To keep up with the groundswell of interest in its work to advocate for a regenerative built environment, the Living Future Institute of Australia has appointed its first chief executive officer.
Laura Hamilton-O’Hara will take the reins this month after a diverse career including multiple sustainability roles, such as her most recent as sustainability officer at Macquarie University in Sydney.
Her appointment will help the team meet the growing interest in LFIA’s work on both the Living Building Challenge and the Biophilic Design Initiative, current executive director Stephen Choi told The Fifth Estate.
He says the current management team of two, the board of nine and “massive numbers of volunteers” have been struggling to keep up with the number of enquiries coming through.
“It’s fantastic because anyone that does the work we do is voluntary, it’s based on inspiration.”
“There’s no government mandate, it’s people inspired to do something that’s good.”
All LBC certifications undertaken overseas through the international institute based in the US and conducted by third party auditors. The Australian branch provided training, support, and design initiatives based on its vision for a world that is “socially just and culturally rich and ecologically restorative.”
Choi says the ultimate goal is creating a “built environment as good as what you’ll find in the natural world.”
Living Building Challenge is growing
Interest in the LBC is also on the rise, with the number of projects swelling from 100 to more than 500 in the past four or five years.
Choi says this is because a wide range of elements are “coalescing.”
Traditionally the LBC has attracted community-based projects and the occasional university that owns its buildings and wants to be at the cutting-edge of sustainable design.
But as the market has adopted a more mature approach to energy and climate change risk, and the 1.5 degrees warming target has ramped up the urgency on climate action, Choi says more people are starting to think about what this actually means for the built environment.
He says these things are coming together and drumming up interest in carbon neutrality and the LBC at the top end of town, with more commercial developers starting to getting involved.
The Biophilia Design Initiative is also taking off
A new group of like-minded supporters known as the Biophilic Design Initiative was formed last year after an expressions of interest campaign.
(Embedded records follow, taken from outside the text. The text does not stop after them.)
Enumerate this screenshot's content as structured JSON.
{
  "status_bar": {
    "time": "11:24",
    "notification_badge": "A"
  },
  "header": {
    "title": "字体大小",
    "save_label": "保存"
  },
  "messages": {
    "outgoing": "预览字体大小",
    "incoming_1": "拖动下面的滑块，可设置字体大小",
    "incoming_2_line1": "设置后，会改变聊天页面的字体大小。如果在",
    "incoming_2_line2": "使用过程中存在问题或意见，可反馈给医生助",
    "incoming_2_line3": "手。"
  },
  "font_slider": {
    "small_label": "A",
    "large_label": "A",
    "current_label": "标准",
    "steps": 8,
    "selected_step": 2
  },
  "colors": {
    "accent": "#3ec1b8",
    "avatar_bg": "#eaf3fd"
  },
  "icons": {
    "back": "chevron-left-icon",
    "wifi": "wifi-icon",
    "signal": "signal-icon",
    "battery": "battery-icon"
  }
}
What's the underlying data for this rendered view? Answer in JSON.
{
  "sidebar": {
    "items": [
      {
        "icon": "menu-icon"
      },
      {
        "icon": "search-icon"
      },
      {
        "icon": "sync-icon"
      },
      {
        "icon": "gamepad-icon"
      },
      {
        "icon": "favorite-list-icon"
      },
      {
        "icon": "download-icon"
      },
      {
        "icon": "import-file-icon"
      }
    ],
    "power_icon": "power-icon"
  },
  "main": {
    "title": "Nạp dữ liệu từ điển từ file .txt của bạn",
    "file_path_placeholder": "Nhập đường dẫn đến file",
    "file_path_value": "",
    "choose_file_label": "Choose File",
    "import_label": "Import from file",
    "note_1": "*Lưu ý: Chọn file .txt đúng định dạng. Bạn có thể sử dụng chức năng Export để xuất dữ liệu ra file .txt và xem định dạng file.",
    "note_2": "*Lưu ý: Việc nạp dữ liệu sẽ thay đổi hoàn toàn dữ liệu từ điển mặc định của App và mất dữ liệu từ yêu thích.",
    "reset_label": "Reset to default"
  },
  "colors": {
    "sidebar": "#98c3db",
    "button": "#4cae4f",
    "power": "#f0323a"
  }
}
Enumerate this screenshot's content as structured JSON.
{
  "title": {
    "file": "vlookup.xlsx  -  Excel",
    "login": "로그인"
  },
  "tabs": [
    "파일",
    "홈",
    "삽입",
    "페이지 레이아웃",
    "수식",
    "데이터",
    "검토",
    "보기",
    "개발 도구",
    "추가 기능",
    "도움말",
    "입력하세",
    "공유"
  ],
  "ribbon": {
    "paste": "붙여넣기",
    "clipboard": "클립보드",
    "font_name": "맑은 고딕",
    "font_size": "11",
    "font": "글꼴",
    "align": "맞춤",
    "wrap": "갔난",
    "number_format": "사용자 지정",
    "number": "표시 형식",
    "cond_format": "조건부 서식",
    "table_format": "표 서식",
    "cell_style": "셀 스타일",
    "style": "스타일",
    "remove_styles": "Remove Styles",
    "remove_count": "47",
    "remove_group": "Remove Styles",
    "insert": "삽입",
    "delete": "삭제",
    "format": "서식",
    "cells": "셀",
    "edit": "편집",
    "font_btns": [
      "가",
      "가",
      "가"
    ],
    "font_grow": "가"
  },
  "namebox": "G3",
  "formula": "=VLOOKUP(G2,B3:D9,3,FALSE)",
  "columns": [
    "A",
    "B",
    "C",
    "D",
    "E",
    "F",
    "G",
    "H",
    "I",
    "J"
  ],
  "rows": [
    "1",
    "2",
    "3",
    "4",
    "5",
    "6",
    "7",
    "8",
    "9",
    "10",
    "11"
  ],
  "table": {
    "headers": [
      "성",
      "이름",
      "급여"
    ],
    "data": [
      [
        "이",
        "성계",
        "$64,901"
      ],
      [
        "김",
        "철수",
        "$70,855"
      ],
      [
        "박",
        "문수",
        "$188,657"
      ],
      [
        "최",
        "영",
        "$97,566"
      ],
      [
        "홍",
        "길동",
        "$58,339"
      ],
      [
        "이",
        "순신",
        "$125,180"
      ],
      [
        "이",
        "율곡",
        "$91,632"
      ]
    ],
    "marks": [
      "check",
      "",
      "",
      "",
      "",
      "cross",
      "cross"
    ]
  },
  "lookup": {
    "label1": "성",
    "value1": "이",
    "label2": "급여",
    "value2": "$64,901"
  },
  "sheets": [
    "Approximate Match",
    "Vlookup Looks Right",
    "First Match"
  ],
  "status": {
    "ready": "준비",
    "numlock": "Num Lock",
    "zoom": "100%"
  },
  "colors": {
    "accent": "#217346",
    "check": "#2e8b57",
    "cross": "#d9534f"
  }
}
The group of nine people from different parts of industry, academia and related areas will explore biophilic design and foster its implementation.
“We’re pulling together a massive amount of knowledge because a lot of people don’t understand it, and we’re looking at opportunities to explore research,” Choi says.
One opportunity is turning the narrative of biophilic design on its head to explore the costs of not designing in this way.
“Instead of asking what’s the cost benefit of doing a green wall, you say what’s the cost of not?”
Living Building Challenge upgrade
He says the appointment of a CEO will help the organisation start its next chapter with an upcoming upgrade to the Living Building Challenge to the 4.0 edition.
The new version will be announced at the Living Future 2019 Conference in Seattle on May 1. Choi says that like any rating tool, the LBC needs to evolve over time to keep pace with market conditions while “still keeping an extremely high bar.”
He says more toxic chemicals have been discovered to go on the Red List – the list of materials that LBC projects must avoid – and some other upgrades to the tool such as “structural changes around energy and carbon.”
There will also be a “broader” look at water and considerations “beyond the single building”. There will also be additions around social justice and social equity and the “anti-slavery movement as a whole”, Choi says.
More information will be available when the updated tool is released next month.
What the new CEO will bring
Laura Hamilton-O’Hara doesn’t have a built environment background which, according to Choi, is very appealing because she has completely different professional and social networks “compared to myself and others in the team”.
This includes a stint in the South African wilderness caring for the lands and the people and animals inhabiting them.
“So she’s worked in a broader term the sustainable development and not in buildings, but quite frankly buildings are actually the easy part.
“The community and social based changes are really hard.”
He uses waste management as an example, which he says is “not actually technological its purely about people’s engagement with it”.
“And that’s something Laura is strong on, engaging with people everyday. That’s something she brings which is good… I haven’t ever met someone with such a lovely manner.”